Work item: Please give an exact printout of the records, without any pictures.

Exercise inputs:
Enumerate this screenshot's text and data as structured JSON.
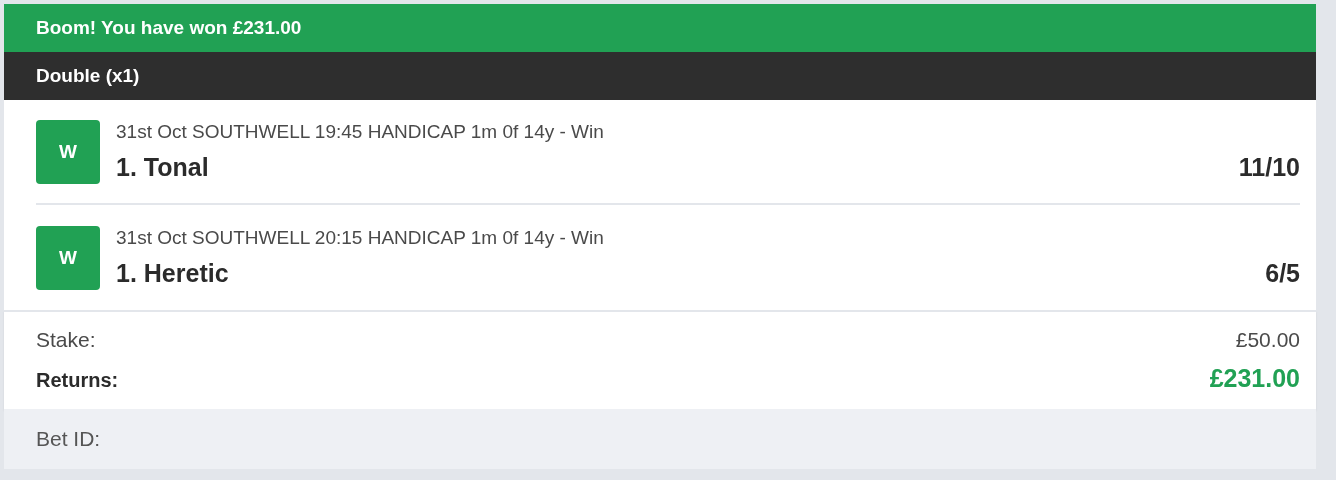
{
  "banner": {
    "title": "Boom! You have won £231.00"
  },
  "bet_type": "Double (x1)",
  "selections": [
    {
      "result": "W",
      "event": "31st Oct SOUTHWELL 19:45 HANDICAP 1m 0f 14y - Win",
      "runner": "1. Tonal",
      "odds": "11/10"
    },
    {
      "result": "W",
      "event": "31st Oct SOUTHWELL 20:15 HANDICAP 1m 0f 14y - Win",
      "runner": "1. Heretic",
      "odds": "6/5"
    }
  ],
  "summary": [
    {
      "kind": "plain",
      "label": "Stake:",
      "value": "£50.00"
    },
    {
      "kind": "total",
      "label": "Returns:",
      "value": "£231.00"
    }
  ],
  "footer": {
    "label": "Bet ID:"
  }
}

Exercise response:
Enumerate this screenshot's text and data as structured JSON.
{
  "banner": {
    "title": "Boom! You have won £231.00"
  },
  "bet_type": "Double (x1)",
  "selections": [
    {
      "result": "W",
      "event": "31st Oct SOUTHWELL 19:45 HANDICAP 1m 0f 14y - Win",
      "runner": "1. Tonal",
      "odds": "11/10"
    },
    {
      "result": "W",
      "event": "31st Oct SOUTHWELL 20:15 HANDICAP 1m 0f 14y - Win",
      "runner": "1. Heretic",
      "odds": "6/5"
    }
  ],
  "summary": [
    {
      "kind": "plain",
      "label": "Stake:",
      "value": "£50.00"
    },
    {
      "kind": "total",
      "label": "Returns:",
      "value": "£231.00"
    }
  ],
  "footer": {
    "label": "Bet ID:"
  }
}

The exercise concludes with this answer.